-- Opening Marker --

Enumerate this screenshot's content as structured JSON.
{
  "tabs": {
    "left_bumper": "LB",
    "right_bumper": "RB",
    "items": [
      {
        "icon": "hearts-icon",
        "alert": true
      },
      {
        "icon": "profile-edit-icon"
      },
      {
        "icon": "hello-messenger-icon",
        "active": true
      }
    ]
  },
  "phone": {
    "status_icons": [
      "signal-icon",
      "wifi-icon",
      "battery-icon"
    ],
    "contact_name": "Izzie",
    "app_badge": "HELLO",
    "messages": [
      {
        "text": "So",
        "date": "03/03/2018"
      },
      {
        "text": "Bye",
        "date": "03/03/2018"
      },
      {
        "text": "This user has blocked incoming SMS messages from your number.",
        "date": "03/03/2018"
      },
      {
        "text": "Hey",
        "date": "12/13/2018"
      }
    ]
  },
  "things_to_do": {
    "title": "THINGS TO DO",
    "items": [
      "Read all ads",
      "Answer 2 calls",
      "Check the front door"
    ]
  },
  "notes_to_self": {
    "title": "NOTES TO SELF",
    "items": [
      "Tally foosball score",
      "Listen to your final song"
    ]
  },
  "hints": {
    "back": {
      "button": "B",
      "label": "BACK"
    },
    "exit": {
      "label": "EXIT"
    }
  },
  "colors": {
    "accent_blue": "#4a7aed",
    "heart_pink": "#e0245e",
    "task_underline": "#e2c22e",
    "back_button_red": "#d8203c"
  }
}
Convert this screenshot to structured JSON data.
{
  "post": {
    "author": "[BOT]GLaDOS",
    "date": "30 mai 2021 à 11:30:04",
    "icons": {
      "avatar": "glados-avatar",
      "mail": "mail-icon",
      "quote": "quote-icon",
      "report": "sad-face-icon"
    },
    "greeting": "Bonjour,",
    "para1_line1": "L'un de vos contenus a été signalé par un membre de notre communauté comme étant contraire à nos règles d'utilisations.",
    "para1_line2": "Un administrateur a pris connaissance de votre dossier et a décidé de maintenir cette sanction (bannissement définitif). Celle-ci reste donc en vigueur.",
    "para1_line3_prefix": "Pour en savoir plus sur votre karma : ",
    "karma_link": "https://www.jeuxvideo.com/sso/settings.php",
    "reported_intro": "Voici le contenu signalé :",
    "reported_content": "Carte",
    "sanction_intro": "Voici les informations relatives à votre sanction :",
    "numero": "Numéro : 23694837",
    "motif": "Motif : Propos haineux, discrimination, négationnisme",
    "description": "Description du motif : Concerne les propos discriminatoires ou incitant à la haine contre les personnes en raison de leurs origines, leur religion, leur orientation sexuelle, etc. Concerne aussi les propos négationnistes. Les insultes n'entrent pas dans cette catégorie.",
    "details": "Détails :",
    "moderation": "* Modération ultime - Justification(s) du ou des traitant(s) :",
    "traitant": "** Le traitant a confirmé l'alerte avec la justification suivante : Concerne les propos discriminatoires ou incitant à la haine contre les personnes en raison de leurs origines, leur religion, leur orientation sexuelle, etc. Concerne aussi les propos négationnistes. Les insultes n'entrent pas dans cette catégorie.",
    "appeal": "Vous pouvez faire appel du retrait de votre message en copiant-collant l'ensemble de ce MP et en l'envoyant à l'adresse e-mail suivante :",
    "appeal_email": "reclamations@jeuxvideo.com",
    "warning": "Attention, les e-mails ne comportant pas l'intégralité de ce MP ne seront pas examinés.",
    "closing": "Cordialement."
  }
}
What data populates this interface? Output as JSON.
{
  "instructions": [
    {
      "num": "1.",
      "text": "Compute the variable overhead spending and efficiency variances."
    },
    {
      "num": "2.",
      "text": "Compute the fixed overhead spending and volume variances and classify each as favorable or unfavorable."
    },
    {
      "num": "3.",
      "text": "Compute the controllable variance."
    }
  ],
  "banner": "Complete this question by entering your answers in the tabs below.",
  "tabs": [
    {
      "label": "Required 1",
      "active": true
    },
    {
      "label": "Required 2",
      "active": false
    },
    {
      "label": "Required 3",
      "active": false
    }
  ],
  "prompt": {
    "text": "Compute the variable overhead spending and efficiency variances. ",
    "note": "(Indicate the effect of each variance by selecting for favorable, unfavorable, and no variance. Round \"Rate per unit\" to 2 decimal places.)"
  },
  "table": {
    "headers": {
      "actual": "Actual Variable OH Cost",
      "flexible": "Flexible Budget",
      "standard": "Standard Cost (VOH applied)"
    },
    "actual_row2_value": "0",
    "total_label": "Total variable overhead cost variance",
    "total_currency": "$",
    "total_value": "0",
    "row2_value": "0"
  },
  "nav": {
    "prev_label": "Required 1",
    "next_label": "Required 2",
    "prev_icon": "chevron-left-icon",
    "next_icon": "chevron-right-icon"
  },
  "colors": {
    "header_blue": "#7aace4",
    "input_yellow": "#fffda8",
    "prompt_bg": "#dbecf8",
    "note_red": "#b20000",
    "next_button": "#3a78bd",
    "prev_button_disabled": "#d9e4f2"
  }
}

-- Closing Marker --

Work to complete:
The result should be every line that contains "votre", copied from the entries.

Answer space:
    "para1_line2": "Un administrateur a pris connaissance de votre dossier et a décidé de maintenir cette sanction (bannissement définitif). Celle-ci reste donc en vigueur.",
    "para1_line3_prefix": "Pour en savoir plus sur votre karma : ",
    "sanction_intro": "Voici les informations relatives à votre sanction :",
    "appeal": "Vous pouvez faire appel du retrait de votre message en copiant-collant l'ensemble de ce MP et en l'envoyant à l'adresse e-mail suivante :",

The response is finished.